== Exercise instructions ==
Copy each line of the entries below that contains the string "from".

━━━━━ The input ━━━━━

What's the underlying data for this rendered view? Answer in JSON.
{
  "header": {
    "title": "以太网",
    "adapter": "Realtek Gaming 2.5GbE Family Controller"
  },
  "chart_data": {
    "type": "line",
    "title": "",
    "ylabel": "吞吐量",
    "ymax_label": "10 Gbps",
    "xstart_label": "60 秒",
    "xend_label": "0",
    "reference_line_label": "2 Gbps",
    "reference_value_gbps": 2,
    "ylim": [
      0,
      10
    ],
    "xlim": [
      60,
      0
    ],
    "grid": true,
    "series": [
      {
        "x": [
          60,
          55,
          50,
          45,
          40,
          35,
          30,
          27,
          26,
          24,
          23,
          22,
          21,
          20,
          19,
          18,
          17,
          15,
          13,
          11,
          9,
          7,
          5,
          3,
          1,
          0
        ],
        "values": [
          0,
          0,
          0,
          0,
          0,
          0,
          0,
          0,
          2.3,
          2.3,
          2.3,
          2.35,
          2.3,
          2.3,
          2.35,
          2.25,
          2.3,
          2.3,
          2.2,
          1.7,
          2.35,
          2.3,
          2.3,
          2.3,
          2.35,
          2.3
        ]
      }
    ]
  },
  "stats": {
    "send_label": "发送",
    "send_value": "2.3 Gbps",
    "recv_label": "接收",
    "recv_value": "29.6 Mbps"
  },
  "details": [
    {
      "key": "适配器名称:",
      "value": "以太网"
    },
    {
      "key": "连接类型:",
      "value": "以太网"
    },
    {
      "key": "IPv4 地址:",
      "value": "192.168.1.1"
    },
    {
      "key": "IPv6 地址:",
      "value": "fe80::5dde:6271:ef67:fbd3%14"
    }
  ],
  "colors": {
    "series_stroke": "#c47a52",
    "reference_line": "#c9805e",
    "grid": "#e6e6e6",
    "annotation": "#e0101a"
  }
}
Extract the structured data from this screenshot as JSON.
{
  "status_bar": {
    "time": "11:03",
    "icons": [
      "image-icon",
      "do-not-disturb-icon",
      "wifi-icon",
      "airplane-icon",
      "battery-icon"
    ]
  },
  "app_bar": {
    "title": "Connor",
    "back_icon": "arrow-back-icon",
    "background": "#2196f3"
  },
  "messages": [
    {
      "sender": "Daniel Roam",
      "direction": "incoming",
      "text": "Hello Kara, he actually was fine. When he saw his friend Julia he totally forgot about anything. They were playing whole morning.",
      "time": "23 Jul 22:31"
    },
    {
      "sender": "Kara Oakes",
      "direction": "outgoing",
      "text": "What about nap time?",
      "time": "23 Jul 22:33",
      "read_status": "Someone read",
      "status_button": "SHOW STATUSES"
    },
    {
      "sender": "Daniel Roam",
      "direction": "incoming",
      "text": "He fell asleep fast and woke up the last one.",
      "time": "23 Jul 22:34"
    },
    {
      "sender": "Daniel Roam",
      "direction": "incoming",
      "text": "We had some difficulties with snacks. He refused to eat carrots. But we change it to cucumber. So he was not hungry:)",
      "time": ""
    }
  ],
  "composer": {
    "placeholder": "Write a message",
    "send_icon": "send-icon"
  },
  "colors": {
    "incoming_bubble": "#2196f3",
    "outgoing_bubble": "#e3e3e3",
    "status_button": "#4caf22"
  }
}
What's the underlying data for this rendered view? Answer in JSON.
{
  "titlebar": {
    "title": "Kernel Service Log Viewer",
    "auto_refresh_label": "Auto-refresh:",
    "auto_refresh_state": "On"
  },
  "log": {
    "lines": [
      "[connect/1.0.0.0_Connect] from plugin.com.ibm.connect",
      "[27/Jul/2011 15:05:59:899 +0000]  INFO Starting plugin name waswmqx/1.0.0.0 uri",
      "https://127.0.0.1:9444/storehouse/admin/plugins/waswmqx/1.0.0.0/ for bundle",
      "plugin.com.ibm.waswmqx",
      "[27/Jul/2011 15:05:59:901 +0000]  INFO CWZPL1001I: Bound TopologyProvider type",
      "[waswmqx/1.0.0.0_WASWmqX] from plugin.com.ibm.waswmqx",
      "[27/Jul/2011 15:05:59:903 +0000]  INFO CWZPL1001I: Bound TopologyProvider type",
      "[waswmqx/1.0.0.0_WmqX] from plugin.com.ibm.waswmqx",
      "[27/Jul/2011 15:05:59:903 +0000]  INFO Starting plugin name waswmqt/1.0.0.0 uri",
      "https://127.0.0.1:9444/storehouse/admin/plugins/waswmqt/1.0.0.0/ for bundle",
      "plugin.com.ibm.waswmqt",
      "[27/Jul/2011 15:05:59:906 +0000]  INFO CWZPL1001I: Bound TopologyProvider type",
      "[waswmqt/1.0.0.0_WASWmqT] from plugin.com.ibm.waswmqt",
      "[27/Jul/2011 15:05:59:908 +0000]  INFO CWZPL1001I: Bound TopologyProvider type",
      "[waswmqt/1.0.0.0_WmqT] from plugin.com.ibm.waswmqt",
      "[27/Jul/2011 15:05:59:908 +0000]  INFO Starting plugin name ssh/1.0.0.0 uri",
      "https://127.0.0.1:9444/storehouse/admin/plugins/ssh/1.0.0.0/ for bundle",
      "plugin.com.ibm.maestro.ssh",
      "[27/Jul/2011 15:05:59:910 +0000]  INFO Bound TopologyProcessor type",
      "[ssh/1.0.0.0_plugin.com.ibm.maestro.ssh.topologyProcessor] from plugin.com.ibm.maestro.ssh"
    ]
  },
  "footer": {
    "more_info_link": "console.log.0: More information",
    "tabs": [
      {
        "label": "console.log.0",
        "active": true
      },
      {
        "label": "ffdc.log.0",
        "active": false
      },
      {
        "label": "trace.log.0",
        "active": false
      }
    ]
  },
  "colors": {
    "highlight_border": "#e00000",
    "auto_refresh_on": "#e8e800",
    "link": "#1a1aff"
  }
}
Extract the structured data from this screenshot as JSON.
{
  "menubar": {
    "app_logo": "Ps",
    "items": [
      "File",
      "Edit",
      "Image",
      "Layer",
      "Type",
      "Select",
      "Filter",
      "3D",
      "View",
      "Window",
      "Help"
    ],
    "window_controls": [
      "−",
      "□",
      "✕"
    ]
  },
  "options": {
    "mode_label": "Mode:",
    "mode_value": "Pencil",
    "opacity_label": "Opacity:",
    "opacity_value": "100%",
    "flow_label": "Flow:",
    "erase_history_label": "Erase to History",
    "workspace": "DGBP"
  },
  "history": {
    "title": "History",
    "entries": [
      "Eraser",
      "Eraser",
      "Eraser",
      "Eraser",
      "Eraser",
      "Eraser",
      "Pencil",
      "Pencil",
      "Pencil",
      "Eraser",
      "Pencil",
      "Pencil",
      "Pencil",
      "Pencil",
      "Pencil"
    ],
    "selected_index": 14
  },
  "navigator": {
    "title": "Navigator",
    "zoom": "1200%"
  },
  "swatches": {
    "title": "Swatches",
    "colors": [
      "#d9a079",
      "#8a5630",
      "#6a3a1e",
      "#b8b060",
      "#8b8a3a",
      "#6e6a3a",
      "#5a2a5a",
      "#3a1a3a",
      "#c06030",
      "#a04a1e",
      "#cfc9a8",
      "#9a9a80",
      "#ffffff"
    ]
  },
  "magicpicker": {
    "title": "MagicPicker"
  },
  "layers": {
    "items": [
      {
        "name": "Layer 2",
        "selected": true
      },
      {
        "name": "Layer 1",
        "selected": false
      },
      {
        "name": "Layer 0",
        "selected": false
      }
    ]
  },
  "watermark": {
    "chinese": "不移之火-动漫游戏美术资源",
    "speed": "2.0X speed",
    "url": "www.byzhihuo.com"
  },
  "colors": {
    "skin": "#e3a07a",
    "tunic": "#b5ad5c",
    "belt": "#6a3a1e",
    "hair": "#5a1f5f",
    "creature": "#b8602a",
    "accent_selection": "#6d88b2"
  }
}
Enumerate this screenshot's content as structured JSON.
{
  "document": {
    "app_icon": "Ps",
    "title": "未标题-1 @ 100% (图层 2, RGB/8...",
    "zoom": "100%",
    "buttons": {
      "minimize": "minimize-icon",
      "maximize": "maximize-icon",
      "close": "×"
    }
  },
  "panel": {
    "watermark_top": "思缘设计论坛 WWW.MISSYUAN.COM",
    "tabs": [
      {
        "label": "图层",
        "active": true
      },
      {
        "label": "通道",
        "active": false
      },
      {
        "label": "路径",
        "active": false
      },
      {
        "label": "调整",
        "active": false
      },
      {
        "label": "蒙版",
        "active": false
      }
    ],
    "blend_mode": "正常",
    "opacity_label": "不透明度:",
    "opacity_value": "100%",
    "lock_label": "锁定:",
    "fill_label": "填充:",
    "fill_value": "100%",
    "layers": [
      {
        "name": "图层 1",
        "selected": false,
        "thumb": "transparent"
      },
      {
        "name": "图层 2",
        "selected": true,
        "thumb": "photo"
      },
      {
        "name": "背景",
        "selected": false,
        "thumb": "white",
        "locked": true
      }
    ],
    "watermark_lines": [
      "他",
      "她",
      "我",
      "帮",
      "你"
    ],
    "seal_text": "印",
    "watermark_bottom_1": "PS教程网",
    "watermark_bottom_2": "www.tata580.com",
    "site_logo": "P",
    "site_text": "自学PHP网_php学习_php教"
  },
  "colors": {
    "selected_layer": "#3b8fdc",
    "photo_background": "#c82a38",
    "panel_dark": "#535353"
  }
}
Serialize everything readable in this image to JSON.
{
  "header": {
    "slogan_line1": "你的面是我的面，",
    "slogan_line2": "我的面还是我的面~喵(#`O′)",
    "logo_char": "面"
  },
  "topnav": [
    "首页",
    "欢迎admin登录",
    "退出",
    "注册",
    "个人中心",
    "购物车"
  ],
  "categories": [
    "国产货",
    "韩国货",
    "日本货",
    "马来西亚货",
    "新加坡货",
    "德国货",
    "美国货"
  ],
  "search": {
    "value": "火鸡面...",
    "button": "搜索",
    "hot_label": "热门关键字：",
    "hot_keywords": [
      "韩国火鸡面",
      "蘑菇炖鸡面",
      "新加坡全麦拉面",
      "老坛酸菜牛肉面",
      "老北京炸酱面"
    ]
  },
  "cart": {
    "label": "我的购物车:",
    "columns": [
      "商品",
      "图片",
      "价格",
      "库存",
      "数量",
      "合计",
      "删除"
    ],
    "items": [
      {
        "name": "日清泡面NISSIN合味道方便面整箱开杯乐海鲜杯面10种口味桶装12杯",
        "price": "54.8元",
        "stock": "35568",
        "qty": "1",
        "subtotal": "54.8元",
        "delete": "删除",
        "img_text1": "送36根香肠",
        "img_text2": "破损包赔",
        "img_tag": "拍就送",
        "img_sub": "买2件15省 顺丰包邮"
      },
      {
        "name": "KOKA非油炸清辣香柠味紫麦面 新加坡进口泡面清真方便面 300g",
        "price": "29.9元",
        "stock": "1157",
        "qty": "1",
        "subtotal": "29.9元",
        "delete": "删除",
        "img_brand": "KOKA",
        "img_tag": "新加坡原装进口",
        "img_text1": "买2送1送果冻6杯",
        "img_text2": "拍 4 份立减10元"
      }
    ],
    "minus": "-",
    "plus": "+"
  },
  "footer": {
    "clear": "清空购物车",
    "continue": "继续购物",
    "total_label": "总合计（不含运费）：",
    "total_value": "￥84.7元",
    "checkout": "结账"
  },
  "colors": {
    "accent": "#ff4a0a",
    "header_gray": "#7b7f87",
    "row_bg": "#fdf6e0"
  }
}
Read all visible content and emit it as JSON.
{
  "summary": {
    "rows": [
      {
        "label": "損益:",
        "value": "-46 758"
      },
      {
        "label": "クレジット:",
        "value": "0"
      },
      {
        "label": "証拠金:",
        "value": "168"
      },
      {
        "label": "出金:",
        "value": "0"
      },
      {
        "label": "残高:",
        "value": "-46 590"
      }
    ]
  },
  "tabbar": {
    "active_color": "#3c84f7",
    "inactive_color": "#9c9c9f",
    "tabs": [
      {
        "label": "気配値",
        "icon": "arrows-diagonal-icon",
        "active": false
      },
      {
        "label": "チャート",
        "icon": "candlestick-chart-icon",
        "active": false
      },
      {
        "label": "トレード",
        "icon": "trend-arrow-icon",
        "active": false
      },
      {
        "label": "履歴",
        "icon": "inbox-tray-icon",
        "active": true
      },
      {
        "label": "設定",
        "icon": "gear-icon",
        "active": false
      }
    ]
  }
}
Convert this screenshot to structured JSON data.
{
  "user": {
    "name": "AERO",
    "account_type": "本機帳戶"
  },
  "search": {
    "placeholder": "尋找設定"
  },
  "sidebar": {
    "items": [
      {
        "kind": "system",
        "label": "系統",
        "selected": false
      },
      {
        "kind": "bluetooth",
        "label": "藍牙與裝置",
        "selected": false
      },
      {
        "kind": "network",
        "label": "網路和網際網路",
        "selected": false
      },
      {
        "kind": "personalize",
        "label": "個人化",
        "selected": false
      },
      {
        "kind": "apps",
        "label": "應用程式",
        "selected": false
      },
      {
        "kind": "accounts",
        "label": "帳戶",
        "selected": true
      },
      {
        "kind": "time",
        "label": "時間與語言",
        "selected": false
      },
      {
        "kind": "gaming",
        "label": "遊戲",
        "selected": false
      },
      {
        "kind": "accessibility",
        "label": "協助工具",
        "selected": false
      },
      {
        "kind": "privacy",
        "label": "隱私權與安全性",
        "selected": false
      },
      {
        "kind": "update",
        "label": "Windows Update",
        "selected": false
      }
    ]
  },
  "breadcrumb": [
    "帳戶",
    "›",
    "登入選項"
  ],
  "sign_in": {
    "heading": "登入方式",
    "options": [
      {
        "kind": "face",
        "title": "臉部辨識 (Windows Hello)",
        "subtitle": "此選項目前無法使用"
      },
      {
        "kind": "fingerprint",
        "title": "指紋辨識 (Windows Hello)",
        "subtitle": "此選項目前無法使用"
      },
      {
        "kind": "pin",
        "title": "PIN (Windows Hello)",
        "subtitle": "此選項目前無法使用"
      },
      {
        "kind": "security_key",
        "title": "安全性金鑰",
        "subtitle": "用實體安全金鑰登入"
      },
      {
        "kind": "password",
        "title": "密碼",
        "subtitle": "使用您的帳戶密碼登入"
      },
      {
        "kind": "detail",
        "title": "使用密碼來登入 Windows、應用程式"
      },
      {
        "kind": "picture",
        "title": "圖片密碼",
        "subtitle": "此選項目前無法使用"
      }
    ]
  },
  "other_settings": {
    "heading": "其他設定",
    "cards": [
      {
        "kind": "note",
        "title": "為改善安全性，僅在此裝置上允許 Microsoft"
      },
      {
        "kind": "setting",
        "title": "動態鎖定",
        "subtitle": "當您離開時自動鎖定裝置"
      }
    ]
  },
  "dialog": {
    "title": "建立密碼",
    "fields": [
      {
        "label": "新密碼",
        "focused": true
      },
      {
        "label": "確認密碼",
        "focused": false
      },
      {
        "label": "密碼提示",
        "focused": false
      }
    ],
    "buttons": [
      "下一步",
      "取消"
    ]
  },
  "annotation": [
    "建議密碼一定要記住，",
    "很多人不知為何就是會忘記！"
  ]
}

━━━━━

== Finished task ==
Extract the structured data from this screenshot as JSON.
      "[connect/1.0.0.0_Connect] from plugin.com.ibm.connect",
      "[waswmqx/1.0.0.0_WASWmqX] from plugin.com.ibm.waswmqx",
      "[waswmqx/1.0.0.0_WmqX] from plugin.com.ibm.waswmqx",
      "[waswmqt/1.0.0.0_WASWmqT] from plugin.com.ibm.waswmqt",
      "[waswmqt/1.0.0.0_WmqT] from plugin.com.ibm.waswmqt",
      "[ssh/1.0.0.0_plugin.com.ibm.maestro.ssh.topologyProcessor] from plugin.com.ibm.maestro.ssh"
Extract the structured data from this screenshot as JSON.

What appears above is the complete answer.